= Problem statement =
Starting from the first line below, repeat the data exactly through to the last.

= Material for this task =
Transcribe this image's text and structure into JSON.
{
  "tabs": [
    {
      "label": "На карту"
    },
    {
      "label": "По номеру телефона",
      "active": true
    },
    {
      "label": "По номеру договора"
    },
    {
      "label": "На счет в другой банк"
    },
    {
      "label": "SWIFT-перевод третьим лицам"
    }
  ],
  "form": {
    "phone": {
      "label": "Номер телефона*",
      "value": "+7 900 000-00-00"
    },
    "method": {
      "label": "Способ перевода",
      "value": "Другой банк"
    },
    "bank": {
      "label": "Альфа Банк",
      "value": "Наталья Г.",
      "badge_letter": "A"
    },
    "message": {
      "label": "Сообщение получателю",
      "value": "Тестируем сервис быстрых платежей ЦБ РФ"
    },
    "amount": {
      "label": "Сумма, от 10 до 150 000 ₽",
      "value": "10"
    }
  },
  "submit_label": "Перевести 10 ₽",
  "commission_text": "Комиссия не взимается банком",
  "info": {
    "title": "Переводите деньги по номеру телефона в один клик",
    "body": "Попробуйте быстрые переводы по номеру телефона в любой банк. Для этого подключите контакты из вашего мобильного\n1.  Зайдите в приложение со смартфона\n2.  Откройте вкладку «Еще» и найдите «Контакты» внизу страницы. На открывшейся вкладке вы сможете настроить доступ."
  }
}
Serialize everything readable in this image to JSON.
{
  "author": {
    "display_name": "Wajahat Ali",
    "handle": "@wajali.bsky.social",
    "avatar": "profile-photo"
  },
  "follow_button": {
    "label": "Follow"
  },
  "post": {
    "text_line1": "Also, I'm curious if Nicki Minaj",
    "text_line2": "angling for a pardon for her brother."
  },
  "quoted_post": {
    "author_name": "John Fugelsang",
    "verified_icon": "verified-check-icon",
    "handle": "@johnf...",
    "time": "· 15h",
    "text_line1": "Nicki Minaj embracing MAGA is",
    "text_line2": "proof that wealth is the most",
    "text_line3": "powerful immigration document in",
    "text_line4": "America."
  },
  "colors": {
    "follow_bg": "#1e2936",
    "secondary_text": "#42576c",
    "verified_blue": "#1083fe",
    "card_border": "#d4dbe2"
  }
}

= Your solution =
Transcribe this image's text and structure into JSON.
{
  "tabs": [
    {
      "label": "На карту"
    },
    {
      "label": "По номеру телефона",
      "active": true
    },
    {
      "label": "По номеру договора"
    },
    {
      "label": "На счет в другой банк"
    },
    {
      "label": "SWIFT-перевод третьим лицам"
    }
  ],
  "form": {
    "phone": {
      "label": "Номер телефона*",
      "value": "+7 900 000-00-00"
    },
    "method": {
      "label": "Способ перевода",
      "value": "Другой банк"
    },
    "bank": {
      "label": "Альфа Банк",
      "value": "Наталья Г.",
      "badge_letter": "A"
    },
    "message": {
      "label": "Сообщение получателю",
      "value": "Тестируем сервис быстрых платежей ЦБ РФ"
    },
    "amount": {
      "label": "Сумма, от 10 до 150 000 ₽",
      "value": "10"
    }
  },
  "submit_label": "Перевести 10 ₽",
  "commission_text": "Комиссия не взимается банком",
  "info": {
    "title": "Переводите деньги по номеру телефона в один клик",
    "body": "Попробуйте быстрые переводы по номеру телефона в любой банк. Для этого подключите контакты из вашего мобильного\n1.  Зайдите в приложение со смартфона\n2.  Откройте вкладку «Еще» и найдите «Контакты» внизу страницы. На открывшейся вкладке вы сможете настроить доступ."
  }
}
Serialize everything readable in this image to JSON.
{
  "author": {
    "display_name": "Wajahat Ali",
    "handle": "@wajali.bsky.social",
    "avatar": "profile-photo"
  },
  "follow_button": {
    "label": "Follow"
  },
  "post": {
    "text_line1": "Also, I'm curious if Nicki Minaj",
    "text_line2": "angling for a pardon for her brother."
  },
  "quoted_post": {
    "author_name": "John Fugelsang",
    "verified_icon": "verified-check-icon",
    "handle": "@johnf...",
    "time": "· 15h",
    "text_line1": "Nicki Minaj embracing MAGA is",
    "text_line2": "proof that wealth is the most",
    "text_line3": "powerful immigration document in",
    "text_line4": "America."
  },
  "colors": {
    "follow_bg": "#1e2936",
    "secondary_text": "#42576c",
    "verified_blue": "#1083fe",
    "card_border": "#d4dbe2"
  }
}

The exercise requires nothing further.